The Berkeley Public Library is facing a budget deficit that could result in reduced hours of service, staffing cuts and outdated library resources.
Library officials are scrambling to avoid the cuts by asking City Council to increase the library parcel tax and consider putting a bond measure on the ballot in 2004.
Without additional taxes, the library will face a shortfall of nearly $2 million by fiscal year 2004-2005 — about 20 percent of its overall budget. Unless additional resources can be found, the shortfall would force Central Library to shave off nine service hours a week and would reduce hours at the four branches by 14 hours a week starting in September. The library already has implemented a hiring freeze for non-essential jobs.
In addition, starting in July, the materials budget, which updates books, CDs and videos, will be cut in half, according to library Director Jackie Griffin.
“As the budget stands right now, it’s like a puzzle,” she said. “How do you maintain materials and keep staff when you don’t have enough money to do either?”
Griffin has requested that City Council raise the Library Parcel Tax by 36 percent, which she said would eliminate the budget deficit and stabilize the library for many years to come.
“I think there are positives about it because in bad economic times, the library is used more than any other time,” Griffin said. “You can always go to the library to borrow a book or take out a video for your kids.”
The council has authority under the Library Relief Act of 1988 to increase the parcel tax according to either the Consumer Price Index or the Personal Income Growth Index. The council has, in the past, adjusted the parcel tax to meet the CPI, but never the Personal Income Growth Index, which would have amounted to 36 percent over the past 14 years.
Under such a parcel tax increase, an owner of a 1,600-square-foot house would pay $65 more in property taxes, according to the Berkeley library’s calculations.
According to Cisco DeVries, Mayor Tom Bates’ chief of staff, the mayor wants to help but is concerned a retroactive tax hike may be illegal.
City Councilmember Gordon Wozniack said whether or not the retroactive tax hike was permitted, he was uncomfortable with the idea.
“I find it a little like changing the score after the game is over,” he said.
According to Griffin, the other possibility is putting a bond measure on the ballot in 2004. However, she said it could hurt the library’s stock of books, CDs and videos, if that was the case.
“We couldn’t go back and buy all the materials we didn’t because of lack of money,” she said. “It would be like putting a Band-Aid over a hole that will exist forever.”
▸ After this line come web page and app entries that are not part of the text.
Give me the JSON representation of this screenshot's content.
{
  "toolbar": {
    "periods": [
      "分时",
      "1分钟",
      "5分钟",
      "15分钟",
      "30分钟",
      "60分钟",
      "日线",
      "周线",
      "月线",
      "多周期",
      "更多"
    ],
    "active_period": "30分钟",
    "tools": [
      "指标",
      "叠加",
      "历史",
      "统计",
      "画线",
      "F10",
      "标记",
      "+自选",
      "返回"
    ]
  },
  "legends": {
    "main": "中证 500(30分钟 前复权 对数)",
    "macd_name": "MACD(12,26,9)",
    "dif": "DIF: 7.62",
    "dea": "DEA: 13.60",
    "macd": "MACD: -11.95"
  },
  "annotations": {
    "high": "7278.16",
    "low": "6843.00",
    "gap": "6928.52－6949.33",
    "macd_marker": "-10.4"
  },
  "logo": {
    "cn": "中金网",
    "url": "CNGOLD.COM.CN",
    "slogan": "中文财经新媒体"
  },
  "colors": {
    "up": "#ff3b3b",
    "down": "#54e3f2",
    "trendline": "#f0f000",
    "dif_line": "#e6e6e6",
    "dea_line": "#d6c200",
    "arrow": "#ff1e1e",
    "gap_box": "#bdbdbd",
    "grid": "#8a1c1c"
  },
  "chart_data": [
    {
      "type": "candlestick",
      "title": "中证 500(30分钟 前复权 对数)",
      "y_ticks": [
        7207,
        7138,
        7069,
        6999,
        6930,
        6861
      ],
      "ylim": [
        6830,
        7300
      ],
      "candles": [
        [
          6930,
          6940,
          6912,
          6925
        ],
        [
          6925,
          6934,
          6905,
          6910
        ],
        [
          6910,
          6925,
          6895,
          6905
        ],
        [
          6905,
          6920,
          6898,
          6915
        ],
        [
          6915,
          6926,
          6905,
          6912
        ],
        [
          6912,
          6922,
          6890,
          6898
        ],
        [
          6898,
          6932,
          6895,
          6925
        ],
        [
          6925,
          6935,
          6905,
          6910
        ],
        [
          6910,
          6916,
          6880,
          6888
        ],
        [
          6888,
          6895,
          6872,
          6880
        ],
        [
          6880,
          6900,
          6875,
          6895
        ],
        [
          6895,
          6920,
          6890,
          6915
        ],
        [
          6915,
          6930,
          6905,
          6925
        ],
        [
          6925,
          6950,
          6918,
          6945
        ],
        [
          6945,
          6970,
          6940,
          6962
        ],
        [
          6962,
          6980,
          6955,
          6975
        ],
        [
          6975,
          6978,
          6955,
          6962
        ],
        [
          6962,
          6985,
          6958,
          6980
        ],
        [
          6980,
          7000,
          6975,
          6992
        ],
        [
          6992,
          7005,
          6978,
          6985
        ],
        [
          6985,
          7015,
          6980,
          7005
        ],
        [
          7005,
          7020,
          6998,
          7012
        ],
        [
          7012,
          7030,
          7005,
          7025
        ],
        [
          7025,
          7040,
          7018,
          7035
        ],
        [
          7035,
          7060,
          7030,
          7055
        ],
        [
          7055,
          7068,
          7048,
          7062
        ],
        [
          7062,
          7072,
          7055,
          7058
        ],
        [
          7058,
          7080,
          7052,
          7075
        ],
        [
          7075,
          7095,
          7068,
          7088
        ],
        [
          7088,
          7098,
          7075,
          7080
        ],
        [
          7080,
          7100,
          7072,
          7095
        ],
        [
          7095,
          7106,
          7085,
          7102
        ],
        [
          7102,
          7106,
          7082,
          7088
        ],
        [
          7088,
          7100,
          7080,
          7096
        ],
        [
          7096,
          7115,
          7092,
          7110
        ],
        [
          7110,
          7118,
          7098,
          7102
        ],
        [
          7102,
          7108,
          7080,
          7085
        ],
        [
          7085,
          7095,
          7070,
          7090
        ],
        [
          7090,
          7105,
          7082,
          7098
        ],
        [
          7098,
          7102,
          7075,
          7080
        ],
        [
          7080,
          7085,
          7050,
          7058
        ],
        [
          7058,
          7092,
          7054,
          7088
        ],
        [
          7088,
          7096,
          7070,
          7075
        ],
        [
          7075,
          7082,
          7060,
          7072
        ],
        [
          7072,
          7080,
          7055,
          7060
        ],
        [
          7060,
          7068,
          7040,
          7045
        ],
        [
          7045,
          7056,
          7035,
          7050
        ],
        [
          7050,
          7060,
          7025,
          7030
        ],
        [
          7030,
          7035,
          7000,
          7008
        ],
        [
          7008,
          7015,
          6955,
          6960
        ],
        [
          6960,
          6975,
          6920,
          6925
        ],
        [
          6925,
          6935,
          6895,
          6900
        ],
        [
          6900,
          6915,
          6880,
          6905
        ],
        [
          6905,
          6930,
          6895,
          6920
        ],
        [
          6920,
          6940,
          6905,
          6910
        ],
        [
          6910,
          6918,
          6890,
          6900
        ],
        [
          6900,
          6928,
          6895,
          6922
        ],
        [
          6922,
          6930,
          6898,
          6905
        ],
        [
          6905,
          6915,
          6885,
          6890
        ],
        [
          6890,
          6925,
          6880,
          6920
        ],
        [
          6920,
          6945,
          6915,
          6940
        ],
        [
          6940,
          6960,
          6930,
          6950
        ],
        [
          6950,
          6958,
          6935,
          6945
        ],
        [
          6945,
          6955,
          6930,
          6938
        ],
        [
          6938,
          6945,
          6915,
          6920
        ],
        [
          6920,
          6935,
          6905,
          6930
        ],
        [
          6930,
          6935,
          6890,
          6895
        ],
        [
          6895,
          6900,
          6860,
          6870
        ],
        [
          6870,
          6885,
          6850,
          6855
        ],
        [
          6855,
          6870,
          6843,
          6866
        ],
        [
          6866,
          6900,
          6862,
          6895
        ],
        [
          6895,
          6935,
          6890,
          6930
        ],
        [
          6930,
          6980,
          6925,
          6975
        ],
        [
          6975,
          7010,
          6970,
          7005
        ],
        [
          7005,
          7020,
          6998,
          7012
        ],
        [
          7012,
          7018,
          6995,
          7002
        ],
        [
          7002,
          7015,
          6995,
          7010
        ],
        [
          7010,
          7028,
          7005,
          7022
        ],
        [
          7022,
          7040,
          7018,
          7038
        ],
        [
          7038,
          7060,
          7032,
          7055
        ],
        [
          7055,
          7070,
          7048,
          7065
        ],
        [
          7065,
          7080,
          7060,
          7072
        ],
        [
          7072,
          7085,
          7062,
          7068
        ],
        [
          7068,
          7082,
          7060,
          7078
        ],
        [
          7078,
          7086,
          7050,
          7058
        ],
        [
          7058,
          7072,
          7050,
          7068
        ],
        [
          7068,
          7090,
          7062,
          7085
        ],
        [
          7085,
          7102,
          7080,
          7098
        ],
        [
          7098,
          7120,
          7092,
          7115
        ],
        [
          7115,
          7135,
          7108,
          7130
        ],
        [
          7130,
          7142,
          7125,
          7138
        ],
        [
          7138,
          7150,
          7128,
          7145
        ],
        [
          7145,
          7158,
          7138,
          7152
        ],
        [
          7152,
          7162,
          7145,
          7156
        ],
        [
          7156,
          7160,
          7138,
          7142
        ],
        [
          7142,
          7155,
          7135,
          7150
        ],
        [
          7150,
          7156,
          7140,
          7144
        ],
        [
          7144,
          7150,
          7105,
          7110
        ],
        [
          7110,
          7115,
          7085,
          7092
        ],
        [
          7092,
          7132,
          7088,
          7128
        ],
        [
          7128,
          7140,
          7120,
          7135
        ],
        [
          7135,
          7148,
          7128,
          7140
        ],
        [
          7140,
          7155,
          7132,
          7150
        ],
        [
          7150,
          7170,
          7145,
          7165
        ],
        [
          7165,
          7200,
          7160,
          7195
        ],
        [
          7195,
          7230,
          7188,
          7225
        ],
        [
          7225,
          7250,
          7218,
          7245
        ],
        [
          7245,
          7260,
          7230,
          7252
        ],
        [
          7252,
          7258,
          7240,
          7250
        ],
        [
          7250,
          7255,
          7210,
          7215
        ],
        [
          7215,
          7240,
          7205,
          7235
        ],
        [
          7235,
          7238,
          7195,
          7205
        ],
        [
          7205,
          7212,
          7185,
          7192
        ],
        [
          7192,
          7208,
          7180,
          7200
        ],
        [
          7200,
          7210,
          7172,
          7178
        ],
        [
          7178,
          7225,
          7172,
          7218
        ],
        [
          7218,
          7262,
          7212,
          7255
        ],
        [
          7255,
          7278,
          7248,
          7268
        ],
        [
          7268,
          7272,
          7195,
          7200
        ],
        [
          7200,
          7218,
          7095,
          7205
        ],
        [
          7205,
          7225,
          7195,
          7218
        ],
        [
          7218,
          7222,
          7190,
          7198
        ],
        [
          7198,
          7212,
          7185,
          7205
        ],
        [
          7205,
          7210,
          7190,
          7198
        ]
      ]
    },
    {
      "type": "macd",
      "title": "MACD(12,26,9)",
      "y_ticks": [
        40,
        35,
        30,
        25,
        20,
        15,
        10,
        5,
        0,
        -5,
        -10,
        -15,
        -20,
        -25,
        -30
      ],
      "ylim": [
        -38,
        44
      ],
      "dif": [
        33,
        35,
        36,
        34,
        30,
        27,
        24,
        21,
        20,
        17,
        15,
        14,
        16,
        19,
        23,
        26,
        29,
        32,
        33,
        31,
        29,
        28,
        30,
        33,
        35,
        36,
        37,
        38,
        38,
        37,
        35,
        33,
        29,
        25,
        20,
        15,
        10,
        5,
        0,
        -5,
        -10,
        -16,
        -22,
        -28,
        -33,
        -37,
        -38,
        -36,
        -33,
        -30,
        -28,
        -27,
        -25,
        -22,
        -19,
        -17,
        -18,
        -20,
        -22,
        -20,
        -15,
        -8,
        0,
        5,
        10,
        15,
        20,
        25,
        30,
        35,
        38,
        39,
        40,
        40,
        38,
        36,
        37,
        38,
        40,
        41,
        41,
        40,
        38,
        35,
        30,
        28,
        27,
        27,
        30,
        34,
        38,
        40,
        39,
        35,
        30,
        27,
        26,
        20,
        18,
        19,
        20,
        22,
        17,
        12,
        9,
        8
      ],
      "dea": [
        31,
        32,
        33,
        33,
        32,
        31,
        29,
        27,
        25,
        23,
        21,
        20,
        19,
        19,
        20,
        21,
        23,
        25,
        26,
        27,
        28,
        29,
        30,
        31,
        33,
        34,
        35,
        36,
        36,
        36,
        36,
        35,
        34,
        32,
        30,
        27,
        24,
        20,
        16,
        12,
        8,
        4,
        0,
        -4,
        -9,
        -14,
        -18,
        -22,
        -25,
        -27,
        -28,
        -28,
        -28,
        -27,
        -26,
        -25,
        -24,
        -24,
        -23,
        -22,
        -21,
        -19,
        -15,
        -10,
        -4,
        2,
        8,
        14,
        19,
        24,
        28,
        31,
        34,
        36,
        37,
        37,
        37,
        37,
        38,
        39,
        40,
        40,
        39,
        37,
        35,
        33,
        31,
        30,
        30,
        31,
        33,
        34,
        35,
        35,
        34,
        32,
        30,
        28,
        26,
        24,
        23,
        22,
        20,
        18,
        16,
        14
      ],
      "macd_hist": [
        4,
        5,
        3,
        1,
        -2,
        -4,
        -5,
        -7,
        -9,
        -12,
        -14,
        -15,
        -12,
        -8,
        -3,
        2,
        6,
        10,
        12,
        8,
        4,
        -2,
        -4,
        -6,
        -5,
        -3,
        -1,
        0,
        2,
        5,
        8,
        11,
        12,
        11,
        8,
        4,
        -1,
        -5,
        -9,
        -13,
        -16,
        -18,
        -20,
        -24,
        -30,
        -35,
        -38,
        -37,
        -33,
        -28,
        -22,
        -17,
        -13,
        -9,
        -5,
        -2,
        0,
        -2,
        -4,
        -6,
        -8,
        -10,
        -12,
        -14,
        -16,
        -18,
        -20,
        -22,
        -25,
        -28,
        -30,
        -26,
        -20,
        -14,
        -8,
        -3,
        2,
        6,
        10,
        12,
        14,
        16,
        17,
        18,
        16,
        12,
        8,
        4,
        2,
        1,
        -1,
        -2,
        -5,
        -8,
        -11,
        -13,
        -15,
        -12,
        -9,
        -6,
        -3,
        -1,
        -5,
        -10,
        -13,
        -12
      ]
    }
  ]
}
The council will consider the budget issues during its overall budget discussions and two scheduled public hearings that will take place in City Council Chambers prior to final approval of the city’s budget on July 30.